Who is Andrea Mantegna? Information on Andrea Mantegna biography, life story, works and paintings.
Andrea Mantegna; Italian painter and engraver: b. probably at I sola di Carturo, between Vicenza and Padua, Italy, 1431; d. Mantua, Sept. 13, 1506. The adopted son and apprentice of the Paduan painter Francesco Squarcione from about 1441, he was exposed as a youth to Florentine artistic influences also (the painters Fra Filippo Lippi, Andrea del Castagno, and Paolo Uccello, and the sculptor Donatello, qq.v.), Squarcione himself may have introduced Mantegna to the art of classic antiquity, sparking an enthusiasm which increased throughout the pupil’s life. In 1448 Mantegna was painting on his own, and his contract with Squarcione was dissolved a few years later. In 1454 he married the daughter of the Venetian painter Jacopo Bellini.
An early work of great importance was Mantegna’s series of frescoes on the lives of St. James and St. Christopher, in the Ovetari chapel of the Church of the Eremitani, Padua, begun about 1448 with Niccolo Pizzolo and finished by Mantegna working alone from 1454 to 1457. These frescoes survived until the World War II bombing of Padua in 1944, when all were destroyed except two which had been temporarily removed from the church. In about 1459 Mantegna finished one of his masterpieces, the altarpiece for San Zeno Maggiore in Verona, comprising the main triptych of the Madonna flanked by saints, and predella panels.
The latter are now in France—the center panel of the Crucifixion at the Louvre, Paris, and the side panels at the Tours museum. On Jan. 30, 1459, Mantegna was appointed court painter to the princely family o.f Gonzaga at Mantua, and he lived in this city from about 1460, with occasional trips elsewhere in Italy, until his death. Of the many frescoes painted for the Gonzaga family, only one now remains, the decoration of the bridal chamber (Camera degli Sposi) in the Gonzaga palace (finished in 1474), which depicts scenes of the family.

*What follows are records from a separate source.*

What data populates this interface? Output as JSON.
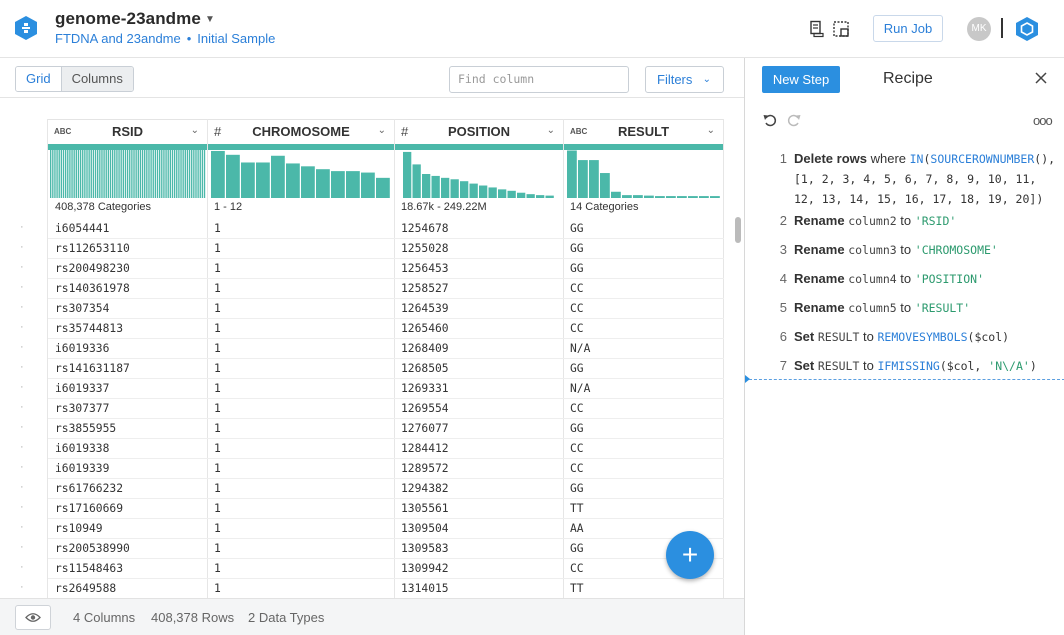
{
  "header": {
    "dataset_title": "genome-23andme",
    "breadcrumb_flow": "FTDNA and 23andme",
    "breadcrumb_dot": "•",
    "breadcrumb_sample": "Initial Sample",
    "run_job_label": "Run Job",
    "avatar_initials": "MK"
  },
  "toolbar": {
    "grid_label": "Grid",
    "columns_label": "Columns",
    "find_column_placeholder": "Find column",
    "filters_label": "Filters"
  },
  "columns": [
    {
      "type": "ABC",
      "name": "RSID",
      "summary": "408,378 Categories"
    },
    {
      "type": "#",
      "name": "CHROMOSOME",
      "summary": "1 - 12"
    },
    {
      "type": "#",
      "name": "POSITION",
      "summary": "18.67k - 249.22M"
    },
    {
      "type": "ABC",
      "name": "RESULT",
      "summary": "14 Categories"
    }
  ],
  "histograms": {
    "rsid": [
      1,
      1,
      1,
      1,
      1,
      1,
      1,
      1,
      1,
      1,
      1,
      1,
      1,
      1,
      1,
      1,
      1,
      1,
      1,
      1,
      1,
      1,
      1,
      1,
      1,
      1,
      1,
      1,
      1,
      1,
      1,
      1,
      1,
      1,
      1,
      1,
      1,
      1,
      1,
      1,
      1,
      1,
      1,
      1,
      1,
      1,
      1,
      1,
      1,
      1,
      1,
      1,
      1,
      1,
      1,
      1,
      1,
      1,
      1,
      1,
      1,
      1,
      1,
      1,
      1,
      1,
      1,
      1,
      1,
      1,
      1,
      1,
      1
    ],
    "chromosome": [
      0.98,
      0.9,
      0.74,
      0.74,
      0.88,
      0.72,
      0.66,
      0.6,
      0.56,
      0.56,
      0.53,
      0.42
    ],
    "position": [
      0.96,
      0.7,
      0.5,
      0.46,
      0.42,
      0.39,
      0.35,
      0.3,
      0.26,
      0.22,
      0.18,
      0.15,
      0.11,
      0.08,
      0.06,
      0.05
    ],
    "result": [
      0.99,
      0.79,
      0.79,
      0.52,
      0.13,
      0.06,
      0.06,
      0.05,
      0.04,
      0.04,
      0.04,
      0.04,
      0.04,
      0.04
    ]
  },
  "rows": [
    [
      "i6054441",
      "1",
      "1254678",
      "GG"
    ],
    [
      "rs112653110",
      "1",
      "1255028",
      "GG"
    ],
    [
      "rs200498230",
      "1",
      "1256453",
      "GG"
    ],
    [
      "rs140361978",
      "1",
      "1258527",
      "CC"
    ],
    [
      "rs307354",
      "1",
      "1264539",
      "CC"
    ],
    [
      "rs35744813",
      "1",
      "1265460",
      "CC"
    ],
    [
      "i6019336",
      "1",
      "1268409",
      "N/A"
    ],
    [
      "rs141631187",
      "1",
      "1268505",
      "GG"
    ],
    [
      "i6019337",
      "1",
      "1269331",
      "N/A"
    ],
    [
      "rs307377",
      "1",
      "1269554",
      "CC"
    ],
    [
      "rs3855955",
      "1",
      "1276077",
      "GG"
    ],
    [
      "i6019338",
      "1",
      "1284412",
      "CC"
    ],
    [
      "i6019339",
      "1",
      "1289572",
      "CC"
    ],
    [
      "rs61766232",
      "1",
      "1294382",
      "GG"
    ],
    [
      "rs17160669",
      "1",
      "1305561",
      "TT"
    ],
    [
      "rs10949",
      "1",
      "1309504",
      "AA"
    ],
    [
      "rs200538990",
      "1",
      "1309583",
      "GG"
    ],
    [
      "rs11548463",
      "1",
      "1309942",
      "CC"
    ],
    [
      "rs2649588",
      "1",
      "1314015",
      "TT"
    ]
  ],
  "row_marker": "·",
  "footer": {
    "columns": "4 Columns",
    "rows": "408,378 Rows",
    "types": "2 Data Types"
  },
  "fab_label": "+",
  "recipe": {
    "new_step_label": "New Step",
    "title": "Recipe",
    "more_label": "ooo",
    "steps": [
      {
        "num": "1",
        "kw": "Delete rows",
        "p1": " where ",
        "fn1": "IN",
        "p2": "(",
        "fn2": "SOURCEROWNUMBER",
        "p3": "(),",
        "p4": "[1, 2, 3, 4, 5, 6, 7, 8, 9, 10, 11, 12, 13, 14, 15, 16, 17, 18, 19, 20])"
      },
      {
        "num": "2",
        "kw": "Rename",
        "col": "column2",
        "to": "to",
        "val": "'RSID'"
      },
      {
        "num": "3",
        "kw": "Rename",
        "col": "column3",
        "to": "to",
        "val": "'CHROMOSOME'"
      },
      {
        "num": "4",
        "kw": "Rename",
        "col": "column4",
        "to": "to",
        "val": "'POSITION'"
      },
      {
        "num": "5",
        "kw": "Rename",
        "col": "column5",
        "to": "to",
        "val": "'RESULT'"
      },
      {
        "num": "6",
        "kw": "Set",
        "col": "RESULT",
        "to": "to",
        "fn": "REMOVESYMBOLS",
        "args": "($col)"
      },
      {
        "num": "7",
        "kw": "Set",
        "col": "RESULT",
        "to": "to",
        "fn": "IFMISSING",
        "a1": "($col, ",
        "sv": "'N\\/A'",
        "a2": ")"
      }
    ]
  },
  "colors": {
    "accent": "#2b8fe0",
    "link": "#2b7fd8",
    "histogram": "#4bb8a9",
    "string_literal": "#2c9a6e"
  },
  "icons": [
    "hexagon-logo-icon",
    "chevron-down-icon",
    "flow-view-icon",
    "layout-icon",
    "user-avatar",
    "hex-settings-icon",
    "close-icon",
    "undo-icon",
    "redo-icon",
    "more-icon",
    "eye-icon",
    "plus-icon"
  ]
}
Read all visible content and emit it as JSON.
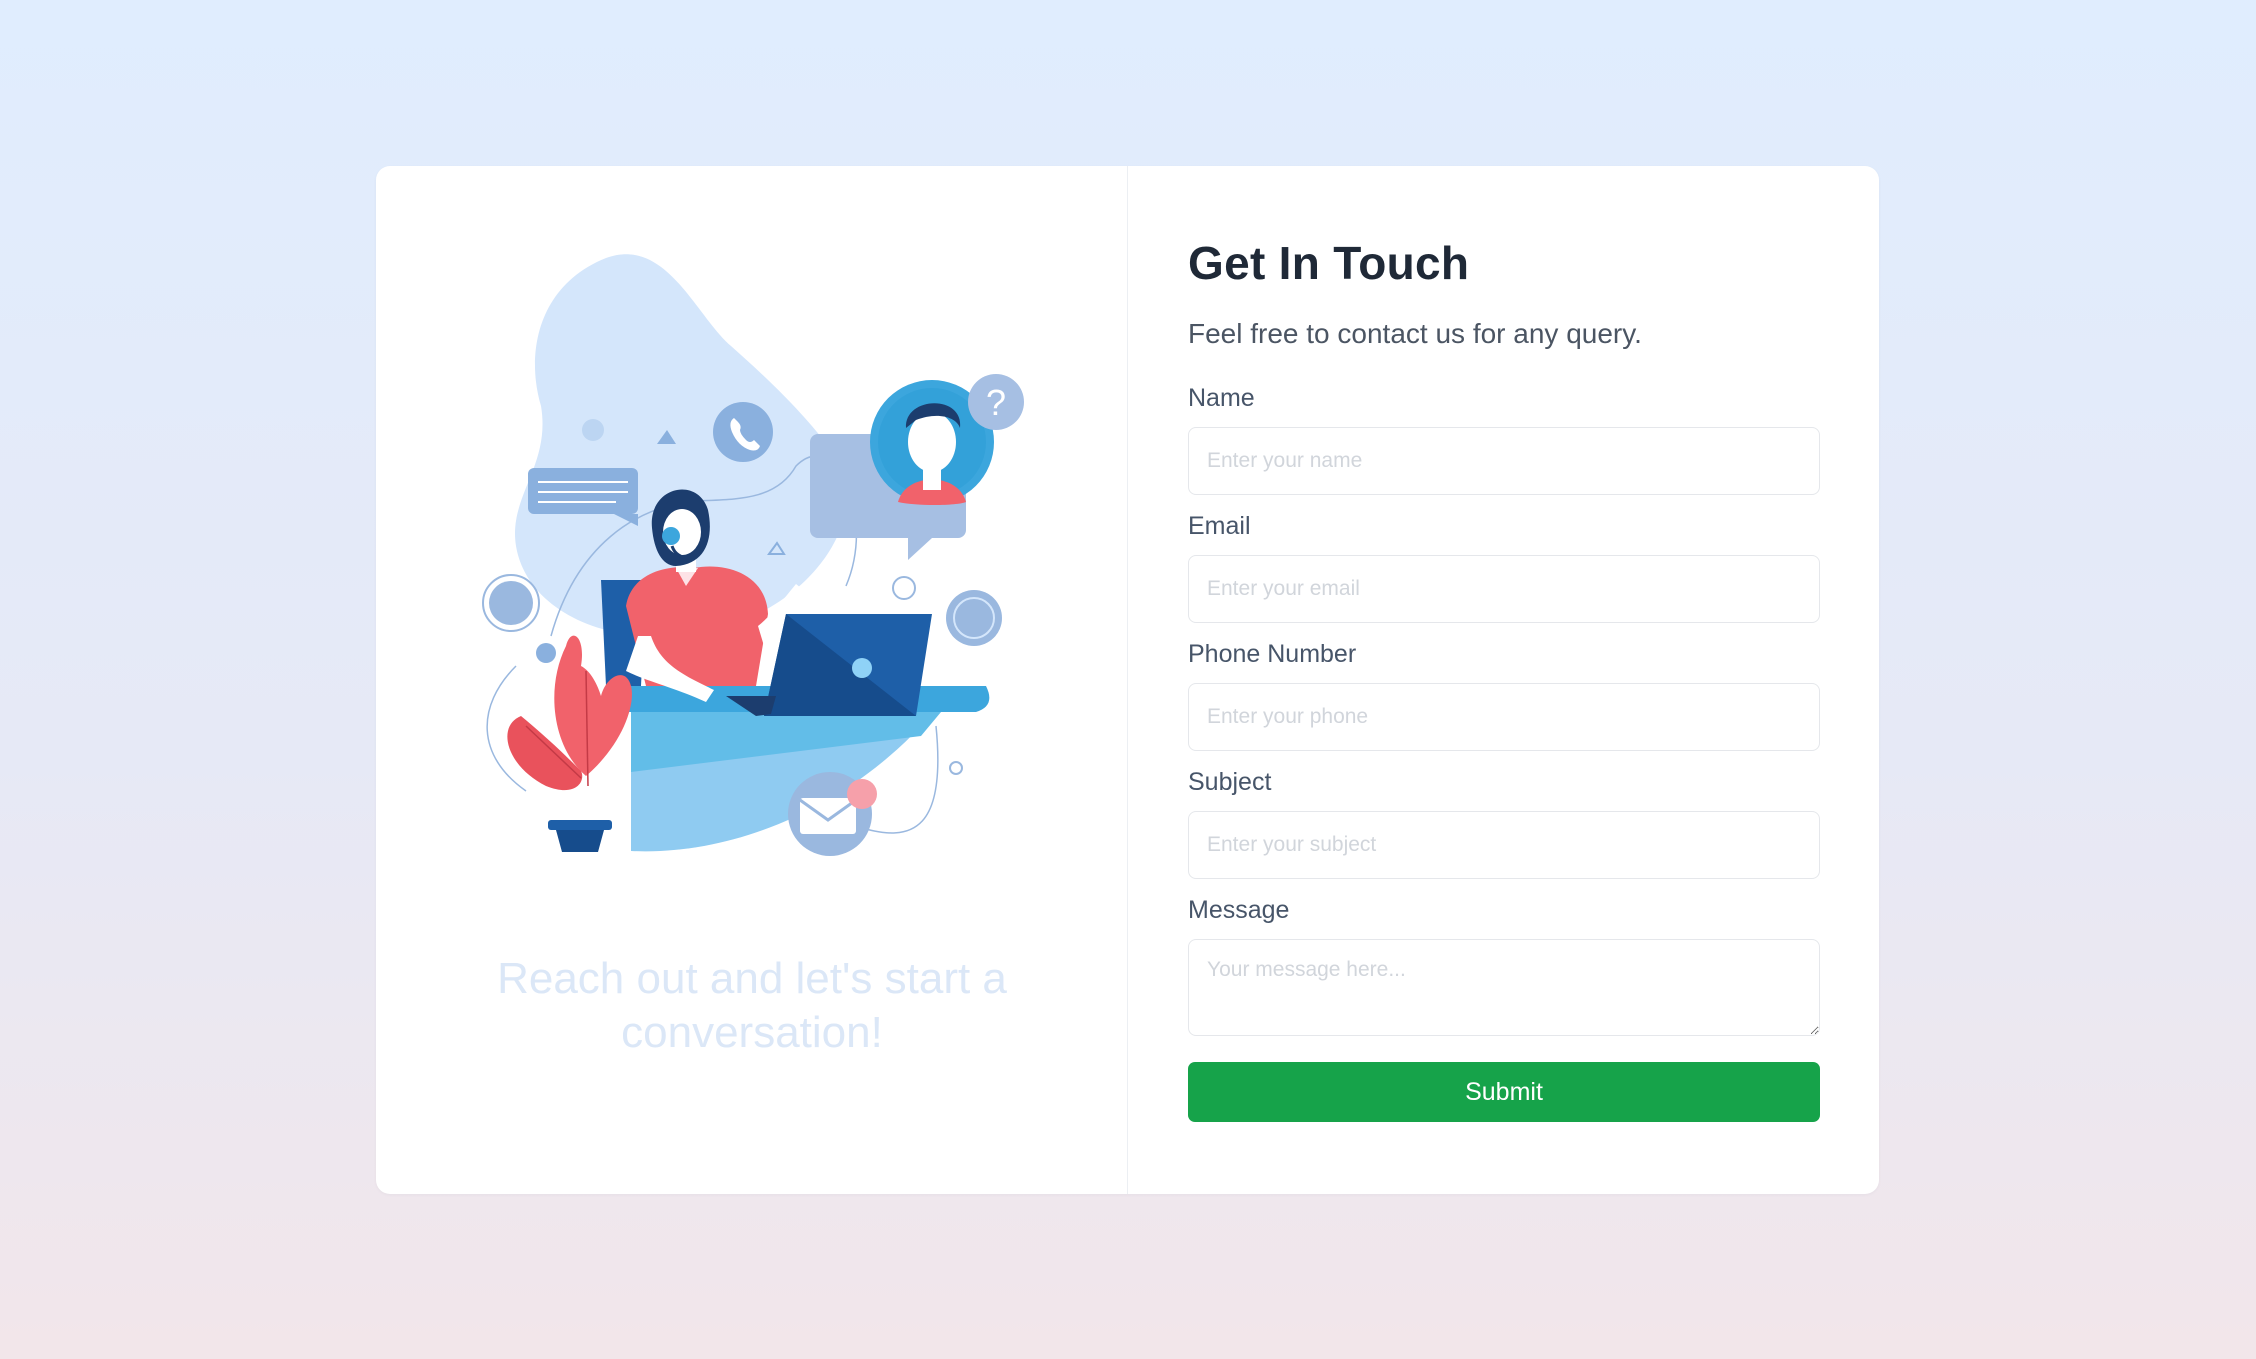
{
  "illustration": {
    "name": "customer-support-illustration",
    "colors": {
      "blob": "#d4e6fb",
      "accent_blue": "#3ca6dd",
      "dark_blue": "#1e5fa8",
      "pink": "#f1626b",
      "muted_blue": "#8ab0de"
    }
  },
  "tagline": "Reach out and let's start a conversation!",
  "form": {
    "title": "Get In Touch",
    "subtitle": "Feel free to contact us for any query.",
    "fields": {
      "name": {
        "label": "Name",
        "placeholder": "Enter your name",
        "value": ""
      },
      "email": {
        "label": "Email",
        "placeholder": "Enter your email",
        "value": ""
      },
      "phone": {
        "label": "Phone Number",
        "placeholder": "Enter your phone",
        "value": ""
      },
      "subject": {
        "label": "Subject",
        "placeholder": "Enter your subject",
        "value": ""
      },
      "message": {
        "label": "Message",
        "placeholder": "Your message here...",
        "value": ""
      }
    },
    "submit_label": "Submit",
    "submit_color": "#16a34a"
  }
}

Nine murals entitled Trionfo di Cesare (Triumph of Caesar), painted on canvas between about 1482 and 1492, survive, although in poor condition, at Hampton Court, England. While engaged in these murals, Mantegna was called to Rome to decorate the papal Belvedere Chapel (since destroyed), and this contact with Roman antiquities during the years 1488-1490 influenced his painting greatly.
No artist of his time studied classical antiquities as eagerly as Mantegna, who acquired an extensive collection of Greek and Roman fragments. He continued to paint up to his death, but in his later years was eclipsed by such artists as Michelangelo. He was buried in a mortuary chapel frescoed by his son Francesco in the Church of Sant’ Andrea in Mantua.
Mantegna’s art was essentially north Italian, although containing elements of Florentine, Venetian, and classic styles. He was the first great painter of the Paduan school and the foremost 15th century painter outside Venice. A perfectionist in anatomy, draftsmanship, and perspective, he endowed his figures with a singular intensity, and they have a sculptural quality which may mark the influence of Donatello.
Many of his works have been destroyed or survive in poor condition. Among those now displayed in museums are his panel depicting Jesus’ agony in the Garden (unknown date, National Gallery, London), and the following canvasses: Madonna della vittoria (1495-1496, Louvre, Paris) ; Parnassus (1497, Louvre), originally painted for Isabella d’Este, a Gonzaga by marriage; and Cristo morto (1506, Brera Gallery, Milan), the last-named a powerful study of the foreshortened human figure. Mantegna was also a pioneer in copperplate engraving. A number of engravings were produced at his shop, of which seven are attributed to Mantegna himself.